What they are saying about Coach Ferentz:
“On behalf of the Eddie Robinson family, I want to extend congratulations to coach Kirk Ferentz, his family and the Iowa Hawkeyes’ football program on him becoming the 2015 Eddie Robinson Award winner,” said Eddie Robinson III. “This is so special to me because my grandfather, coach Eddie Robinson, was an Iowa Hawkeye (obtaining a master’s degree from the school). Coach Ferentz is well deserving of this award and is an institution at Iowa.”
“Kirk Ferentz’s Hawkeyes, in a preseason poll of writers compiled by cleveland.com, were picked to finish fourth in the seven-team Big Ten West Division,” said 2015 FWAA President Lee Barfknecht of the Omaha World-Herald. “They garnered zero first-place votes. By the end of the regular season, Iowa was 12-0, ranked nationally in the Top 5 and was the undisputed West champion. Ferentz’s success in retooling his program after a 7-6 season has earned him the FWAA’s national coaching honor.”
All the news that’s fit to print — in 140 characters. Chris Dufresne, president of the Football Writers Association of America in 2013, announced on Twitter this week that he is leaving the Los Angeles Times.

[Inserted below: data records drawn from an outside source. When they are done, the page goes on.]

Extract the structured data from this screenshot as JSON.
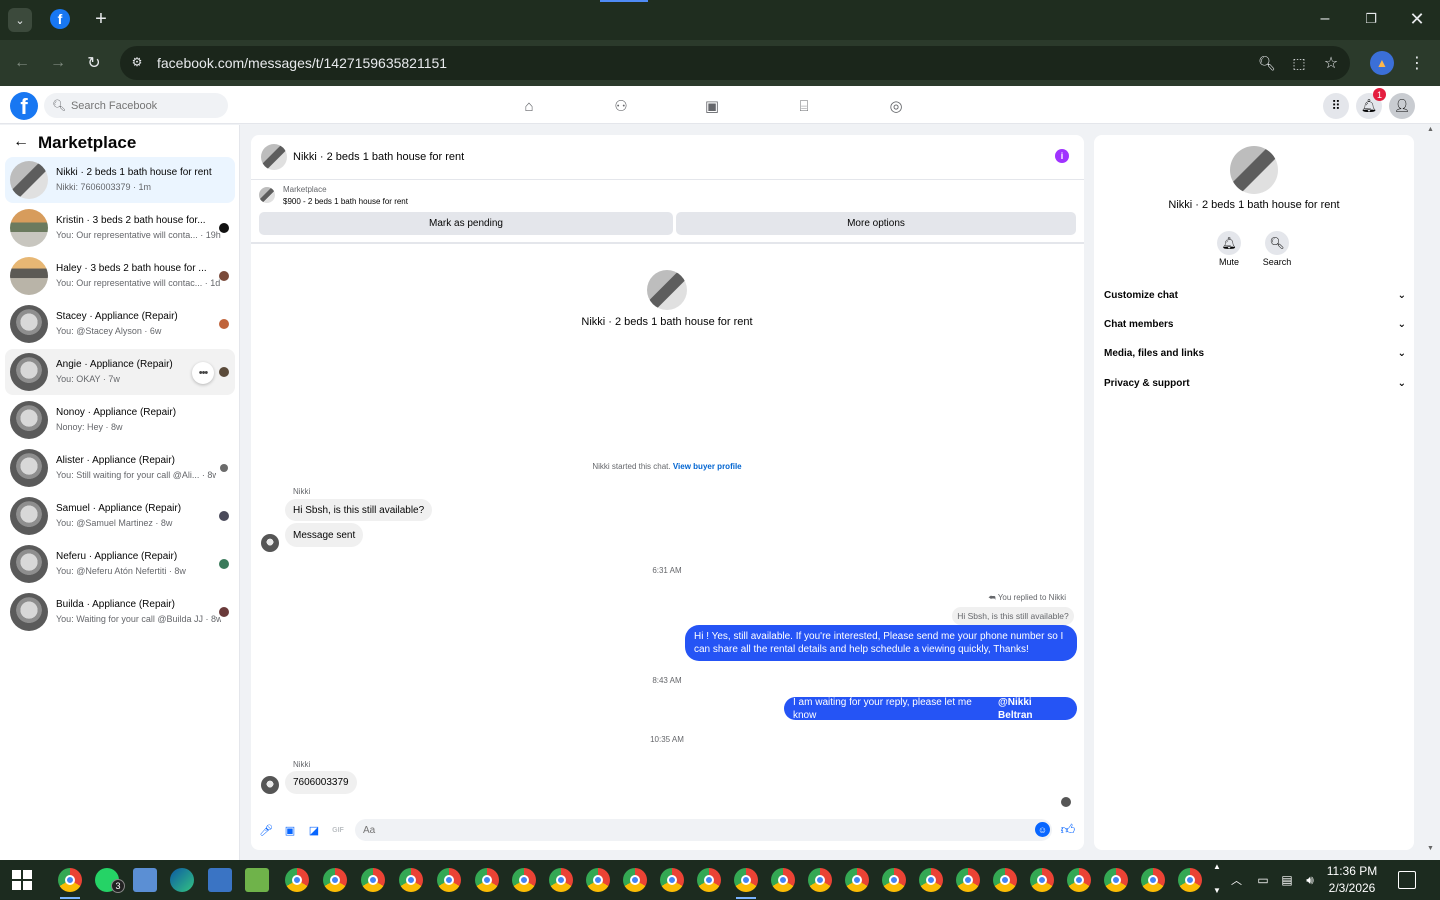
{
  "browser": {
    "url": "facebook.com/messages/t/1427159635821151",
    "icons": [
      "tab-list-icon",
      "facebook-favicon",
      "new-tab-icon",
      "minimize-icon",
      "restore-icon",
      "close-icon",
      "back-icon",
      "forward-icon",
      "reload-icon",
      "site-info-icon",
      "zoom-icon",
      "install-icon",
      "bookmark-star-icon",
      "profile-icon",
      "menu-icon"
    ]
  },
  "header": {
    "search_placeholder": "Search Facebook",
    "notification_count": "1",
    "nav_icons": [
      "home-icon",
      "friends-icon",
      "video-icon",
      "marketplace-icon",
      "groups-icon"
    ]
  },
  "sidebar": {
    "title": "Marketplace",
    "conversations": [
      {
        "name": "Nikki · 2 beds 1 bath house for rent",
        "preview": "Nikki: 7606003379 · 1m"
      },
      {
        "name": "Kristin · 3 beds 2 bath house for...",
        "preview": "You: Our representative will conta... · 19h"
      },
      {
        "name": "Haley · 3 beds 2 bath house for ...",
        "preview": "You: Our representative will contac... · 1d"
      },
      {
        "name": "Stacey · Appliance (Repair)",
        "preview": "You: @Stacey Alyson · 6w"
      },
      {
        "name": "Angie · Appliance (Repair)",
        "preview": "You: OKAY · 7w"
      },
      {
        "name": "Nonoy · Appliance (Repair)",
        "preview": "Nonoy: Hey · 8w"
      },
      {
        "name": "Alister · Appliance (Repair)",
        "preview": "You: Still waiting for your call @Ali... · 8w"
      },
      {
        "name": "Samuel · Appliance (Repair)",
        "preview": "You: @Samuel Martinez · 8w"
      },
      {
        "name": "Neferu · Appliance (Repair)",
        "preview": "You: @Neferu Atón Nefertiti · 8w"
      },
      {
        "name": "Builda · Appliance (Repair)",
        "preview": "You: Waiting for your call @Builda JJ · 8w"
      }
    ]
  },
  "chat": {
    "title": "Nikki · 2 beds 1 bath house for rent",
    "marketplace_label": "Marketplace",
    "listing": "$900 - 2 beds 1 bath house for rent",
    "mark_pending": "Mark as pending",
    "more_options": "More options",
    "center_name": "Nikki · 2 beds 1 bath house for rent",
    "started_text": "Nikki started this chat.",
    "view_buyer": "View buyer profile",
    "sender1": "Nikki",
    "msg1": "Hi Sbsh, is this still available?",
    "msg2": "Message sent",
    "time1": "6:31 AM",
    "replied_note": "You replied to Nikki",
    "quoted": "Hi Sbsh, is this still available?",
    "out1": "Hi ! Yes, still available. If you're interested, Please send me your phone number so I can share all the rental details and help schedule a viewing quickly, Thanks!",
    "time2": "8:43 AM",
    "out2_text": "I am waiting for your reply, please let me know",
    "out2_mention": "@Nikki Beltran",
    "time3": "10:35 AM",
    "sender2": "Nikki",
    "msg3": "7606003379",
    "composer_placeholder": "Aa"
  },
  "right_panel": {
    "name": "Nikki · 2 beds 1 bath house for rent",
    "mute": "Mute",
    "search": "Search",
    "sections": [
      "Customize chat",
      "Chat members",
      "Media, files and links",
      "Privacy & support"
    ]
  },
  "taskbar": {
    "whatsapp_badge": "3",
    "time": "11:36 PM",
    "date": "2/3/2026"
  },
  "colors": {
    "facebook_blue": "#1877f2",
    "outgoing_bubble": "#2554f5",
    "info_purple": "#a033ff",
    "notif_red": "#e41e3f"
  }
}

“News that will thrill some, sadden others: Buyout application accepted today from L.A. Times. Sorry, 140 characters can’t wrap up 40 years.”
Dufresne, a long-time national football and basketball reporter, started at the paper when he was 18 years old. His departure will come within the next couple of months.